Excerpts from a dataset
[Start of Attachment]

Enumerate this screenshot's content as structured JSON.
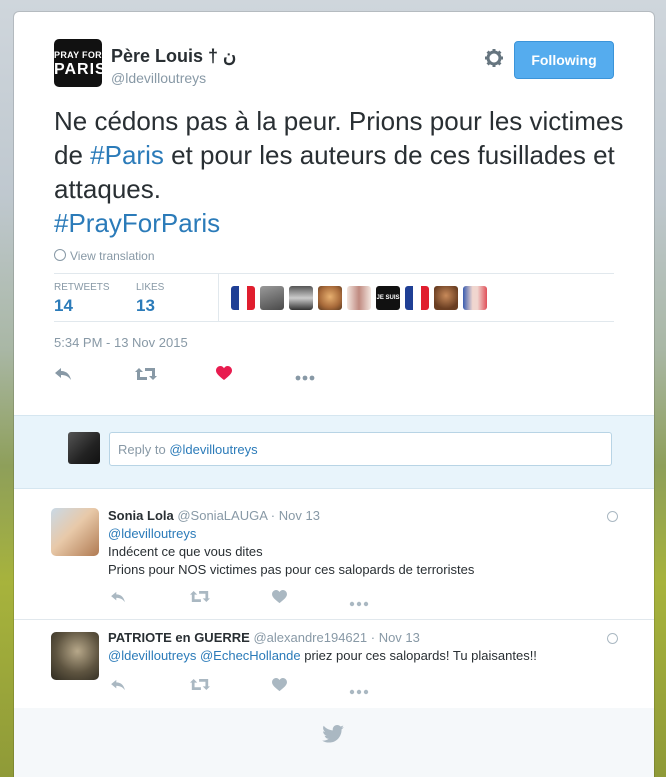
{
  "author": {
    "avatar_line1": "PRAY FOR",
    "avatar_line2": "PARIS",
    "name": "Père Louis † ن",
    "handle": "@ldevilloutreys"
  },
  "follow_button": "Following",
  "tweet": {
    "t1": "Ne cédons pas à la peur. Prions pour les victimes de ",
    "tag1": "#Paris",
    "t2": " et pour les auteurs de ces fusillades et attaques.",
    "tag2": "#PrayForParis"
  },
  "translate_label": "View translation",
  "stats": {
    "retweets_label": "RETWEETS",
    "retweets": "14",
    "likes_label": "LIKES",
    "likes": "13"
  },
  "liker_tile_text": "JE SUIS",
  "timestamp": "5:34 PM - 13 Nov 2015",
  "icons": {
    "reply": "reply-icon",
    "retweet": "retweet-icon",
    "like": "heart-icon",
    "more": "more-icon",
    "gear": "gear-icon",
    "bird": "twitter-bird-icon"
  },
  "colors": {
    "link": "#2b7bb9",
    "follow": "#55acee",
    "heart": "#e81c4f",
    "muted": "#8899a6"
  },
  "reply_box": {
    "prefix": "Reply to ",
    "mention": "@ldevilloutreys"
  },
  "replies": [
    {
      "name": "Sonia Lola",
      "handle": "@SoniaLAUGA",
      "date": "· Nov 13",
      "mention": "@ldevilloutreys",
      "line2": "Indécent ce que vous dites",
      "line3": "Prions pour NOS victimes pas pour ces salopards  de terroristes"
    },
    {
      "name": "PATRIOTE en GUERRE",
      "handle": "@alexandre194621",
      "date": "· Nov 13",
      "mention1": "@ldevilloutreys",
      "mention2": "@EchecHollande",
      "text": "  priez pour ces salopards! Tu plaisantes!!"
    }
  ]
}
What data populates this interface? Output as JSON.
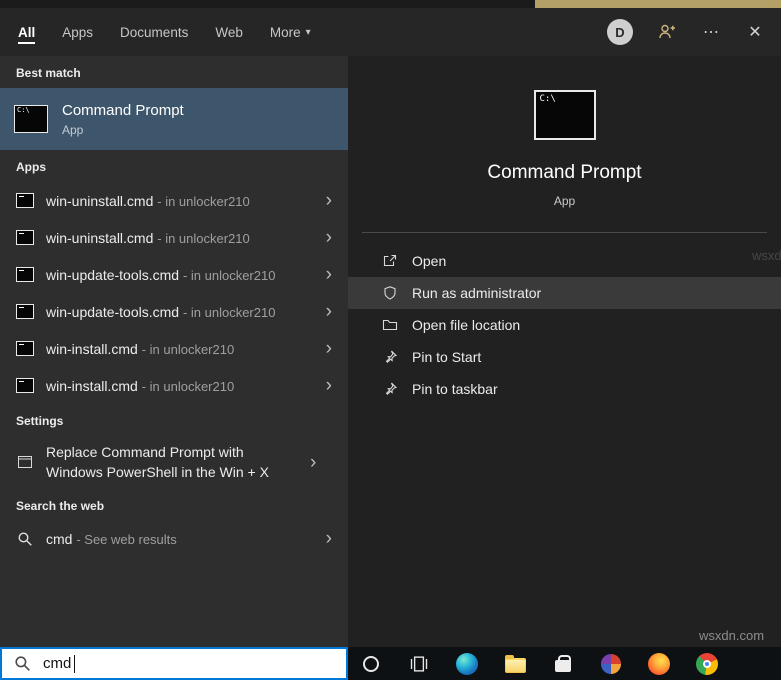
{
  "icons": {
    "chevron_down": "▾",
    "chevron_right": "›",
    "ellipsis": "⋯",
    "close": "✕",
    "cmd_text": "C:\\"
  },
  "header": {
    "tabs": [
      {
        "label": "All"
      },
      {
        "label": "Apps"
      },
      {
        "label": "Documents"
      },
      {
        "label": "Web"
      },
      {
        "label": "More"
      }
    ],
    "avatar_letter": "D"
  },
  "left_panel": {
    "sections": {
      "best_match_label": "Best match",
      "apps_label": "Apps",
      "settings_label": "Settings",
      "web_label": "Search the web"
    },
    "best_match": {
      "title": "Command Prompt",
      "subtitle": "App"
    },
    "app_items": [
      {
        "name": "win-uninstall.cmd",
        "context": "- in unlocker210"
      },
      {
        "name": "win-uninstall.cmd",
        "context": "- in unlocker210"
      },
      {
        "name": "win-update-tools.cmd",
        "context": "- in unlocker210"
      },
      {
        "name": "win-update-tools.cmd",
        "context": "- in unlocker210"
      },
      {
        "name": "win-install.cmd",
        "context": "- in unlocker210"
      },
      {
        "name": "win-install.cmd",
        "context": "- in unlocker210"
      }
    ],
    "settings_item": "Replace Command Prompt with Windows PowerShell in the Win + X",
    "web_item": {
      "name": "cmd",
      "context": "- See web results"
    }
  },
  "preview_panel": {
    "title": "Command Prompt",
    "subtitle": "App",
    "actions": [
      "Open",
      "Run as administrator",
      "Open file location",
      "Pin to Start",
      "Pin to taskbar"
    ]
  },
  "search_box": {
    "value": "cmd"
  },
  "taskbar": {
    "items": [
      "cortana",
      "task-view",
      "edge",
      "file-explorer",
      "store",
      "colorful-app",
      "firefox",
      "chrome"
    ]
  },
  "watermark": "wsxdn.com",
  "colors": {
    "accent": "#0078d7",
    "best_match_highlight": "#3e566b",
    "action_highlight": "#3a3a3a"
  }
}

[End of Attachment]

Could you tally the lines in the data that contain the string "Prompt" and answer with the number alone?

→ **Task output**
3